If you’ve ever smelled a fragrance you wanted to eat, it was likely from the gourmand family. In this set, notes like vanilla, chocolate, and caramel reign supreme.
The middle level of the fragrance pyramid helps to shape the personality of the perfume. Where top notes are fleeting, the heart sticks around for a little longer and settles into the skin before the base notes take over.
“Musks add soft sensuality to a fragrance and are often used in the base note to make scents last longer. Musk smells warm, rich, and slightly sweet – it’s complex and alluring,” Rove explains.
Niche fragrances are usually custom-made or produced in smaller quantities, as opposed to the commercial or “designer” perfumes you find in department stores.
The title of the composer of a perfume.
The ingredients that make up a fragrance.
Anything relating to the sense of smell.
Oud or Oudh is an extremely potent oil extracted from the bark of wood “harvested from the heart of the knotted Aquilaria tree,” Dove offers. Since the oil is super fragrant, it’s commonly used alone or in perfumes as the base note.
Reminiscent of baby powder, powdery notes are very soft, sweet, and romantic. Common notes found in this family are vanilla, iris, rose, violet, and musk.
The areas all over your body where you spritz your perfume to extend its longevity. “Wear it on your wrists, elbows, and collarbone. Don’t rub it in, just let the perfume unravel and work its magic on your individual canvas,” Dove says.
How do you make your scent last longer?
Layering is the best way to make your scent stay throughout the day. “A body lotion or cream with the same fragrance as your perfume is a great way to make the smell last longer. Always apply your fragrance first and then lock it in with the lotion or cream afterwards. Not only does this increase the lasting quality but the alcohol in the fragrance doesn’t break down the cream so the moisturizing factor is maximized,” Dove advises.
Sillage is the trail left behind by your fragrance. The stronger the scent, the more lasting impression it will have once you leave a room. Dove adds that sillage is also what creates scent memories. “Sit with someone and breathe in their fragrance, and they will give you one of the most beautiful gifts of all—the gift of memory. You may not have seen someone for years but with one breath of scent, memories can come flooding back,” she notes.
The first impression you get from a fragrance is from the top notes. As the introductory notes, the top layer of a fragrance leans more bright and light, courtesy of citrus or fresh ingredients, and then evaporates.

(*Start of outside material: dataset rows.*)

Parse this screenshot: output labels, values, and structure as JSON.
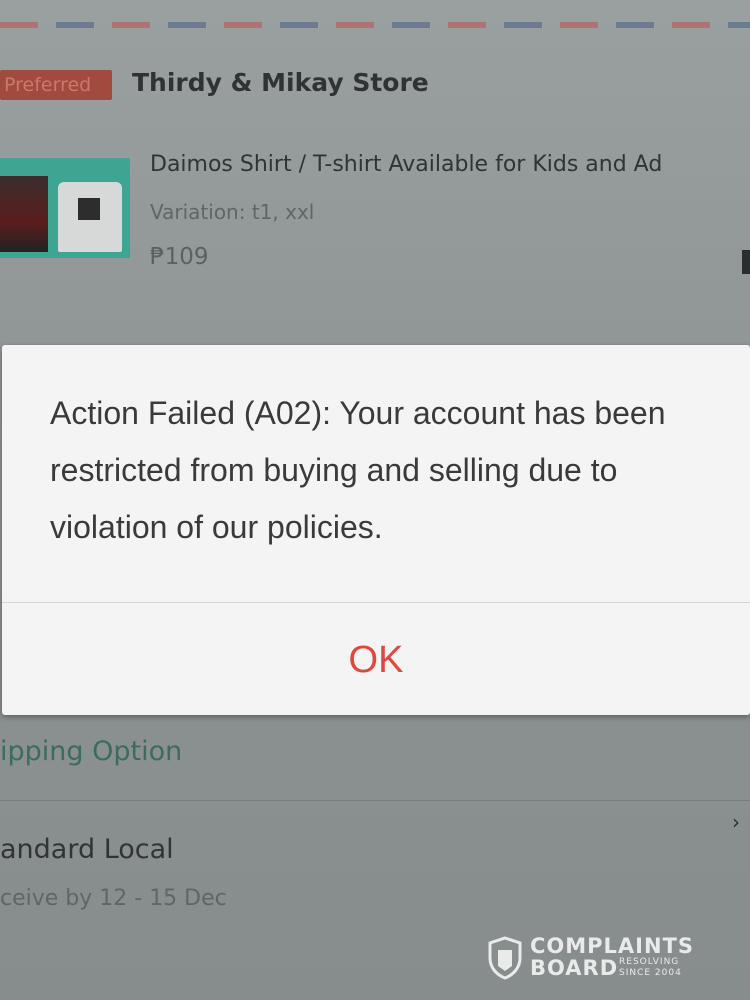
{
  "store": {
    "badge": "Preferred",
    "name": "Thirdy &  Mikay Store"
  },
  "product": {
    "title": "Daimos Shirt / T-shirt  Available for Kids and Ad",
    "variation": "Variation: t1, xxl",
    "price": "₱109"
  },
  "dialog": {
    "message": "Action Failed (A02): Your account has been restricted from buying and selling due to violation of our policies.",
    "ok_label": "OK",
    "accent": "#e0483b"
  },
  "shipping": {
    "label": "ipping Option",
    "method": "andard Local",
    "receive": "ceive by 12 - 15 Dec"
  },
  "watermark": {
    "line1": "COMPLAINTS",
    "line2": "BOARD",
    "sub1": "RESOLVING",
    "sub2": "SINCE 2004"
  }
}
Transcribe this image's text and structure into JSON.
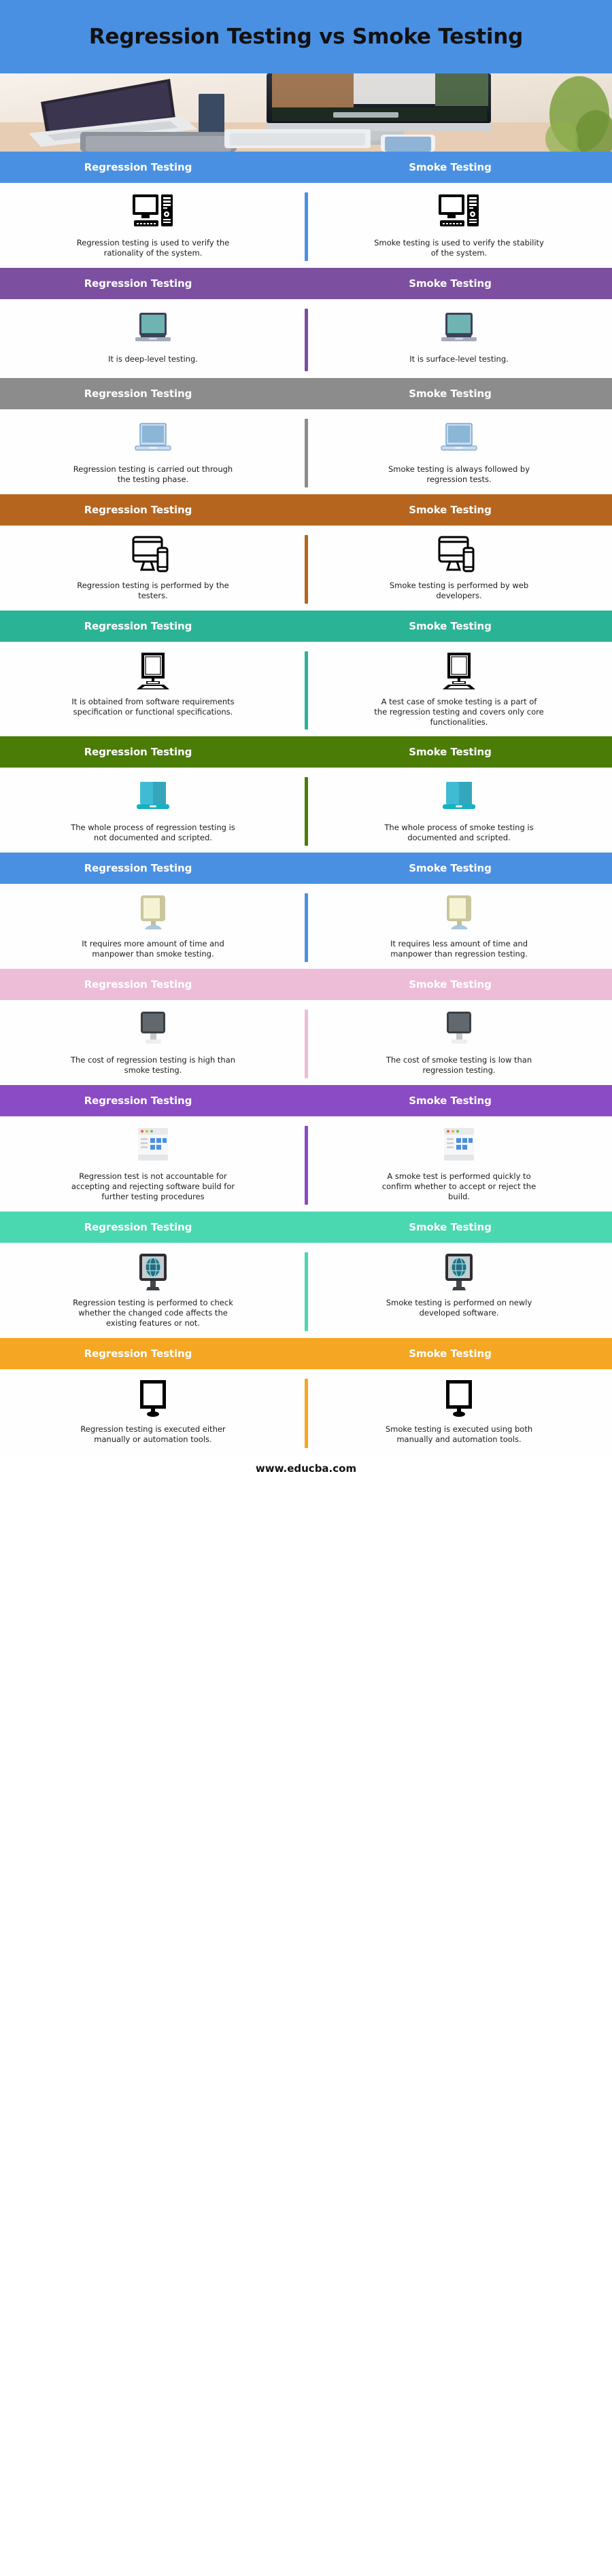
{
  "title": "Regression Testing vs Smoke Testing",
  "hero": {
    "alt": "desk-workspace-photo"
  },
  "column_labels": {
    "left": "Regression Testing",
    "right": "Smoke Testing"
  },
  "footer": {
    "url": "www.educba.com"
  },
  "colors": {
    "title_bar": "#4a90e2",
    "band_1": "#4a90e2",
    "band_2": "#7c4fa0",
    "band_3": "#8c8c8c",
    "band_4": "#b5651d",
    "band_5": "#2bb396",
    "band_6": "#4a7c06",
    "band_7": "#4a90e2",
    "band_8": "#edbdd8",
    "band_9": "#8b4bc4",
    "band_10": "#4ad8b0",
    "band_11": "#f5a623",
    "text_white": "#ffffff",
    "text_dark": "#1b1b1b"
  },
  "rows": [
    {
      "band_color": "#4a90e2",
      "divider_color": "#4a90e2",
      "icon": "desktop-tower-icon",
      "left_text": "Regression testing is used to verify the rationality of the system.",
      "right_text": "Smoke testing is used to verify the stability of the system."
    },
    {
      "band_color": "#7c4fa0",
      "divider_color": "#7c4fa0",
      "icon": "laptop-teal-icon",
      "left_text": "It is deep-level testing.",
      "right_text": "It is surface-level testing."
    },
    {
      "band_color": "#8c8c8c",
      "divider_color": "#8c8c8c",
      "icon": "laptop-blue-icon",
      "left_text": "Regression testing is carried out through the testing phase.",
      "right_text": "Smoke testing is always followed by regression tests."
    },
    {
      "band_color": "#b5651d",
      "divider_color": "#b5651d",
      "icon": "monitor-phone-icon",
      "left_text": "Regression testing is performed by the testers.",
      "right_text": "Smoke testing is performed by web developers."
    },
    {
      "band_color": "#2bb396",
      "divider_color": "#2bb396",
      "icon": "monitor-keyboard-icon",
      "left_text": "It is obtained from software requirements specification or functional specifications.",
      "right_text": "A test case of smoke testing is a part of the regression testing and covers only core functionalities."
    },
    {
      "band_color": "#4a7c06",
      "divider_color": "#4a7c06",
      "icon": "laptop-cyan-icon",
      "left_text": "The whole process of regression testing is not documented and scripted.",
      "right_text": "The whole process of smoke testing is documented and scripted."
    },
    {
      "band_color": "#4a90e2",
      "divider_color": "#4a90e2",
      "icon": "crt-monitor-cream-icon",
      "left_text": "It requires more amount of time and manpower than smoke testing.",
      "right_text": "It requires less amount of time and manpower than regression testing."
    },
    {
      "band_color": "#edbdd8",
      "divider_color": "#edbdd8",
      "icon": "monitor-dark-icon",
      "left_text": "The cost of regression testing is high than smoke testing.",
      "right_text": "The cost of smoke testing is low than regression testing."
    },
    {
      "band_color": "#8b4bc4",
      "divider_color": "#8b4bc4",
      "icon": "browser-window-icon",
      "left_text": "Regression test is not accountable for accepting and rejecting software build for further testing procedures",
      "right_text": "A smoke test is performed quickly to confirm whether to accept or reject the build."
    },
    {
      "band_color": "#4ad8b0",
      "divider_color": "#4ad8b0",
      "icon": "globe-monitor-icon",
      "left_text": "Regression testing is performed to check whether the changed code affects the existing features or not.",
      "right_text": "Smoke testing is performed on newly developed software."
    },
    {
      "band_color": "#f5a623",
      "divider_color": "#f5a623",
      "icon": "monitor-outline-icon",
      "left_text": "Regression testing is executed either manually or automation tools.",
      "right_text": "Smoke testing is executed using both manually and automation tools."
    }
  ]
}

An earthy aroma that smells like freshly cut wood or grassy. Notes like cedarwood and sandalwood are classified as woody.
Beauty Commerce Editor
Nerisha is the beauty commerce editor at ELLE.com, covering all things beauty (and fashion and music). She has a penchant for sneakers and nude lip glosses, and spends way too much time re-watching 90s sitcoms.